    Bone marrow transplantation (BMT) can cure patients with high-risk or recurrent acute lymphoblastic leukemia (ALL). Those lacking a related donor can receive either autologous or histocompatible unrelated donor (URD) marrow. Autotransplantation may result in higher risk of relapse, whereas URD allografts, although associated with serious posttransplant toxicities, may reduce relapse risk. Six years (1987 to 1993) of consecutive autologous BMT (University of Minnesota, Dana Farber Cancer Institute; n = 214) were compared with URD transplants (National Marrow Donor Program; n = 337). Most transplants (70% autologous, 48% URD) were in early remission (first or second complete remission [CR1 or CR2]); 376 patients (75% autologous, 64% URD) were less than 18 years old. Autologous BMT led to significantly lower transplant-related mortality (TRM; relative risk [RR] 0.35; P = .001). URD transplantation offered greater protection against relapse (autologous RR 3.1; P = .001). Patients greater than 18 years old, women, and BMT recipients beyond CR2 had higher TRM, whereas adults, BMT recipients in CR2+, or BMT recipients during 1991 through 1993 had significantly more relapse. After 25 months median follow-up, 100 URD and 56 autologous recipients survive leukemia free. URD BMT in CR2 resulted in superior disease-free survival (DFS), especially for adult patients. Multivariate analysis showed superior DFS for children, men, and BMT during CR1 or 2. Autologous and URD BMT can extend survival for a minority of patients unlikely to be cured by chemotherapy, and the results with either technique are comparable. Greater toxicity and TRM after URD BMT are counterbalanced by better protection against relapse. Prospective studies addressing additional clinical variables are needed to guide clinical decision making about transplant choices for patients with ALL. PMID:9376576

  20. A statistical approach to material classification using image patch exemplars.

    PubMed

    Varma, Manik; Zisserman, Andrew

    2009-11-01

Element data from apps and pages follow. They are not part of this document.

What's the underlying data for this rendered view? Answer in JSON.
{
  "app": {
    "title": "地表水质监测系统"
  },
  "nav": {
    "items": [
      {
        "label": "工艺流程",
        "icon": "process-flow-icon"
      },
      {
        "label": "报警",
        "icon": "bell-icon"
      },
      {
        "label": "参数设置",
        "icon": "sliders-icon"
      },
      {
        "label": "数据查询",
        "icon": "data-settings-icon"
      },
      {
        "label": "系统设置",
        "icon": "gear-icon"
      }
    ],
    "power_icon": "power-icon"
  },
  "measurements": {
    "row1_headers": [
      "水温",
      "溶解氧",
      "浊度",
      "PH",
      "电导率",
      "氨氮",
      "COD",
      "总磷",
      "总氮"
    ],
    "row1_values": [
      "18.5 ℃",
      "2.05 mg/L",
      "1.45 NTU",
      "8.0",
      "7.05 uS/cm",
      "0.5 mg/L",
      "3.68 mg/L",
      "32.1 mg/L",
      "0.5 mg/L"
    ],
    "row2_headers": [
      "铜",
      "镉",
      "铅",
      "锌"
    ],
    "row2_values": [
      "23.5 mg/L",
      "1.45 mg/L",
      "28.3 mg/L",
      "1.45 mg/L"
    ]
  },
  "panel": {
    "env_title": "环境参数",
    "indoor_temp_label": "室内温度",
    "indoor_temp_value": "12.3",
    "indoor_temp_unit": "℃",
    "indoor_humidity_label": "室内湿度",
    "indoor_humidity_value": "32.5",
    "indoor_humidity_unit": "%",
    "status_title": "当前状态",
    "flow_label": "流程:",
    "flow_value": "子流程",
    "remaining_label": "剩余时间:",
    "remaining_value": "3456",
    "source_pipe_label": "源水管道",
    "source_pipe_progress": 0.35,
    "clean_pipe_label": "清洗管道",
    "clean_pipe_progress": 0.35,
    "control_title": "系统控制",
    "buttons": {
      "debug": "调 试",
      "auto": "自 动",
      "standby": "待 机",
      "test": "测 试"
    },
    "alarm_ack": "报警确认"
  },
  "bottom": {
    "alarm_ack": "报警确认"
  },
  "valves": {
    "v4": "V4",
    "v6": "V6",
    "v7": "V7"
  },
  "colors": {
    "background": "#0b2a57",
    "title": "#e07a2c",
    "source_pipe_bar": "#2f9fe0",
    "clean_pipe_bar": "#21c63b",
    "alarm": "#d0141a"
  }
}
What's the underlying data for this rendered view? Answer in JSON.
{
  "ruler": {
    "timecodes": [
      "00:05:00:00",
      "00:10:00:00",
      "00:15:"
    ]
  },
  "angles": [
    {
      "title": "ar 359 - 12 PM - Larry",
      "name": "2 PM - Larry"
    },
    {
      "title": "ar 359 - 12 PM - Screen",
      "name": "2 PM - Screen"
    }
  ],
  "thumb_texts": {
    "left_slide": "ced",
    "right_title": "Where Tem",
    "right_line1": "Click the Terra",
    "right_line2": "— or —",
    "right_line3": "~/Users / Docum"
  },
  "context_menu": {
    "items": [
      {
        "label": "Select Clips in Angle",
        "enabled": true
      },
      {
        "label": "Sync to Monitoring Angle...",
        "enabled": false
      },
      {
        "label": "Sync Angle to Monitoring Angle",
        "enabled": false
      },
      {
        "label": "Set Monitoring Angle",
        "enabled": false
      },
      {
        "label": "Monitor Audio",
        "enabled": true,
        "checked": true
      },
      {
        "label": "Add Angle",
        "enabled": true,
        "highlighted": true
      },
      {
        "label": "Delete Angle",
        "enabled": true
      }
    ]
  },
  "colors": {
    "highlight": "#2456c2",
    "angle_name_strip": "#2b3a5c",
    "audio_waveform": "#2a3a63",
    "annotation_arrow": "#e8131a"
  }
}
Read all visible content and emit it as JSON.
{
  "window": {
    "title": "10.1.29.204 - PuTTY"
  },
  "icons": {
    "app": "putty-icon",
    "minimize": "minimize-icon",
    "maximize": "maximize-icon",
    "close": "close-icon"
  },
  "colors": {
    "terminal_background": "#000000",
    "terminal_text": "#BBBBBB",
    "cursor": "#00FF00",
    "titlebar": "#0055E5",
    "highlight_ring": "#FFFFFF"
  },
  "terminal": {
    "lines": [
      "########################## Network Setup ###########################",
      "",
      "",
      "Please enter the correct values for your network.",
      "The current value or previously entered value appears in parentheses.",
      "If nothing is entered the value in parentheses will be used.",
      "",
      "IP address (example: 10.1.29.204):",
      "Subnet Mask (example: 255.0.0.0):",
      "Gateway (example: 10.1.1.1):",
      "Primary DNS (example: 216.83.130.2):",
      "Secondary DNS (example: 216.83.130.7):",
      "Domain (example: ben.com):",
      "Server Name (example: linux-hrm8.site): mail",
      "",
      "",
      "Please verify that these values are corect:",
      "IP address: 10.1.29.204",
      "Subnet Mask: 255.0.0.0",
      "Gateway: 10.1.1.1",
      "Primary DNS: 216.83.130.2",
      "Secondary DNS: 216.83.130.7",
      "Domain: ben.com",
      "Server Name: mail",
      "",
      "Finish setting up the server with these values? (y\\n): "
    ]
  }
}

    In this paper, we investigate material classification from single images obtained under unknown viewpoint and illumination. It is demonstrated that materials can be classified using the joint distribution of intensity values over extremely compact neighborhoods (starting from as small as 3 \\times 3 pixels square) and that this can outperform classification using filter banks with large support. It is also shown that the performance of filter banks is inferior to that of image patches with equivalent neighborhoods. We develop novel texton-based representations which are suited to modeling this joint neighborhood distribution for Markov random fields. The representations are learned from training images and then used to classify novel images (with unknown viewpoint and lighting) into texture classes. Three such representations are proposed and their performance is assessed and compared to that of filter banks. The power of the method is demonstrated by classifying 2,806 images of all 61 materials present in the Columbia-Utrecht database. The classification performance surpasses that of recent state-of-the-art filter bank-based classifiers such as Leung and Malik (IJCV 01), Cula and Dana (IJCV 04), and Varma and Zisserman (IJCV 05). We also benchmark performance by classifying all of the textures present in the UIUC, Microsoft Textile, and San Francisco outdoor data sets. We conclude with discussions on why features based on compact neighborhoods can correctly discriminate between textures with large global structure and why the performance of filter banks is not superior to that of the source image patches from which they were derived. PMID:19762929